Roth IRAs also have contribution limits that may prevent the depositing of funds to make up for a margin call, placing more restrictions on the use of margin in these accounts. In addition, the IRS rules imply that many different strategies are off-limits, such as call front spreads, VIX calendar spreads and short combos. These all involve the use of margin.
It’s also important to note that different brokers have different regulations, when it comes to what options trades are permitted in a Roth IRA. The brokers permitting some of these strategies, have restricted margin accounts, where some trades that traditionally require margin are permitted on a limited basis.
The use of these strategies also depends on separate approvals for certain types of options trades, based on their complexity. Therefore, some strategies may be forbidden to an investor regardless. Many of these applications require that traders have knowledge and experience as a prerequisite to trading options, in order to reduce the likelihood of excessive risk-taking. Roth IRAs aren’t usually made for active trading, but experienced investors can use stock options to hedge portfolios against loss or generate extra income.
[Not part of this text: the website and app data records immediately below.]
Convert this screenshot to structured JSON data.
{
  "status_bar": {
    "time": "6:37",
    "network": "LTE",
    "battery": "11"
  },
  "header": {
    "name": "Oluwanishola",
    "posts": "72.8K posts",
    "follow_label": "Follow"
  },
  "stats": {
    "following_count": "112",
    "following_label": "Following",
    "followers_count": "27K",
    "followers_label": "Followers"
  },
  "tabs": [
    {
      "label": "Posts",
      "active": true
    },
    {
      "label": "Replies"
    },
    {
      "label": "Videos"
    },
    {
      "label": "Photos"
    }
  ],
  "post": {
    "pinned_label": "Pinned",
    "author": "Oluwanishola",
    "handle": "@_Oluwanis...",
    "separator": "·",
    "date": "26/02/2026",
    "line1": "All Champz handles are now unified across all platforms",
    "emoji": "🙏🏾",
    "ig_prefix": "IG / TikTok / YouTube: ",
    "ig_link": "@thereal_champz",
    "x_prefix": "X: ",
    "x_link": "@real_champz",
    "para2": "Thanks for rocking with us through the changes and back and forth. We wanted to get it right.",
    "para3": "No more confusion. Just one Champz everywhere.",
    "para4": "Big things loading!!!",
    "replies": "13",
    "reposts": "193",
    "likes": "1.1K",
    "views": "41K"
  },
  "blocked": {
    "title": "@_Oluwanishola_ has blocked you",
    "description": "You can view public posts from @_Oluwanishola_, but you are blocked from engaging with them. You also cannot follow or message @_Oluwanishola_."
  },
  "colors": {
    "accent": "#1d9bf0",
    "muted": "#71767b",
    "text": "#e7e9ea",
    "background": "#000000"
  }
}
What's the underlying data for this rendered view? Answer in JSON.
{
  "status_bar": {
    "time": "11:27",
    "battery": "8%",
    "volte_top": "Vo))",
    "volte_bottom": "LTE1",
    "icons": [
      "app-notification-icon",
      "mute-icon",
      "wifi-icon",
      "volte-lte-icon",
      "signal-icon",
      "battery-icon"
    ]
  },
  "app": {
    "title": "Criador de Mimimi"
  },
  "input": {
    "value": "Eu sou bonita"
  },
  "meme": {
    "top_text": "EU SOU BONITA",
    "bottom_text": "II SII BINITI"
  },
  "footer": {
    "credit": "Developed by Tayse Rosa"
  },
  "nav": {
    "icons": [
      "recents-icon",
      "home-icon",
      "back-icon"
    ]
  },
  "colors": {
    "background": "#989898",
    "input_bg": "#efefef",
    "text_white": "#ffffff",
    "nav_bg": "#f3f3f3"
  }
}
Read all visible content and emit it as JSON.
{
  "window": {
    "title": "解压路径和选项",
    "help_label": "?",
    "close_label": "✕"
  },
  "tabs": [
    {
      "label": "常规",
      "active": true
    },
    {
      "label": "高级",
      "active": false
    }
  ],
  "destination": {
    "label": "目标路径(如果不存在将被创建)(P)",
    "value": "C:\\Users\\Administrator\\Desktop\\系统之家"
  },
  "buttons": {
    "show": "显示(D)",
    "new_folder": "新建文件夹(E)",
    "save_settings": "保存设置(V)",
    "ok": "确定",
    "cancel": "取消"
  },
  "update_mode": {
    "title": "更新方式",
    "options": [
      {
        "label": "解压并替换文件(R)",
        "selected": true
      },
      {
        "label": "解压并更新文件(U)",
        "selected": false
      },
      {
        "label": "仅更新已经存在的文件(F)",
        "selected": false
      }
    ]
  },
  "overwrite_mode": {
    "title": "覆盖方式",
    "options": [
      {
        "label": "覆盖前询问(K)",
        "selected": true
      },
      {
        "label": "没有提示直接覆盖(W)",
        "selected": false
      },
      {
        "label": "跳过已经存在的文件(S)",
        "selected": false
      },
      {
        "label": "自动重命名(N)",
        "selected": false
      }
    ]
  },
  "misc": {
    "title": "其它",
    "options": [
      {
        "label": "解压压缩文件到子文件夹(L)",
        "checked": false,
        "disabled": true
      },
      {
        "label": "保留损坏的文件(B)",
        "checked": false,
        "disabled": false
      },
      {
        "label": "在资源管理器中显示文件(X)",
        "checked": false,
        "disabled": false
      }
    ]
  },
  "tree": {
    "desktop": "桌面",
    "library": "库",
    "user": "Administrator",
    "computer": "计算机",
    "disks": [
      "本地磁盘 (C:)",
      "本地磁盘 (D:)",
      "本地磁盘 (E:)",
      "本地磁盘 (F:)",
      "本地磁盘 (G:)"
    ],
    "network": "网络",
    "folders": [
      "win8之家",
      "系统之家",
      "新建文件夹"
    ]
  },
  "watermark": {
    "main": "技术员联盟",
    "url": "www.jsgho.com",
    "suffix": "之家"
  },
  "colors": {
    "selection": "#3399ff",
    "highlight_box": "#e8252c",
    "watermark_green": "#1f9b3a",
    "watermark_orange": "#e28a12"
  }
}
These strategies can help improve long-term risk-adjusted returns and reduce portfolio churn. You should guard against using options as a mere speculative tool in these accounts, in order to avoid potential issues with the IRS and assuming excessive risks for funds designed to finance retirement.
Reference: Investopedia “Trading Options in Roth IRAs”